{ 
//...
}


Can become quite long.
Long is not easy to read.
Long is not easy to maintain.
Long is not easy to think through.

What I really wanted to say is if [value] is between [a] and [b].

Of course, one could say "lets just make the variable names shorter". But that flies in the face of self explanatory plain naming. So abbreviating for the sake of short-lineliness (New word! You heard it her first!) is out.

Well, this is just screaming "EXTENSION METHODS" doesn't it?

Here we go then:

/// <summary>
/// Returns whether the value is between the 2 specified boundaries.
/// </summary>
/// <typeparam name="T"></typeparam>
/// <param name="value">The value to compare</param>
/// <param name="minValueInclusive">The min value (inclusive).</param>
/// <param name="maxValueInclusive">The max value (inclusive).</param>
/// <returns>True if the value is equal to or between the boundaries; False otherwise.</returns>
public static bool Between<T>(this T value, T minValueInclusive, T maxValueInclusive) where T : IComparable<T>
{
    if (minValueInclusive.CompareTo(maxValueInclusive) > 0)
    {
        throw new ArgumentException("minimum value must not be greater than maximum value");
    }
    return (value.CompareTo(minValueInclusive) >= 0 && value.CompareTo(maxValueInclusive) <= 0);
}

The Between function takes any object which supports IComparable<T> and performs syntactic sugar comparison with the inclusive min and max values.
What's more, it adds a basic sanity check for the comparison. How many times do I do that sanity check in my normal code (!)?

Now the conditional is

if (summerCatalog.Products[0].ProductCategories[0].ParentCategoryID.Between(1, 4)) 
{
///...
}

At least I don't have to refactor this in my brain while reading.

Sure, you might say, but you could have just de-referenced the deep value and then have a shorter conditional, like so:

Category category = summerCatalog.Products[0].ProductCategories[0];
if (category.ParentCategoryID >= 1 && category.ParentCategoryID <= 4)
{
    //...
}
Yes - of course - but it adds a line of code, places the burden of reading the very common idiom ( x >= a && x <= b) on me, and I constantly stumble on the lest-than-or-equal vs. less-than and it doesn't check for my boundaries being inadvertently swapped.

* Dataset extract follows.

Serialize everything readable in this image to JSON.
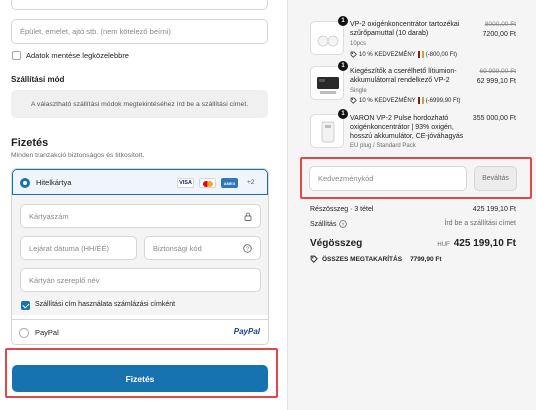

So there you have it. A simple extension cuts down your lines of code, makes long text shorter and saves lives. Which begs the question: is this already part of the language - and should it be?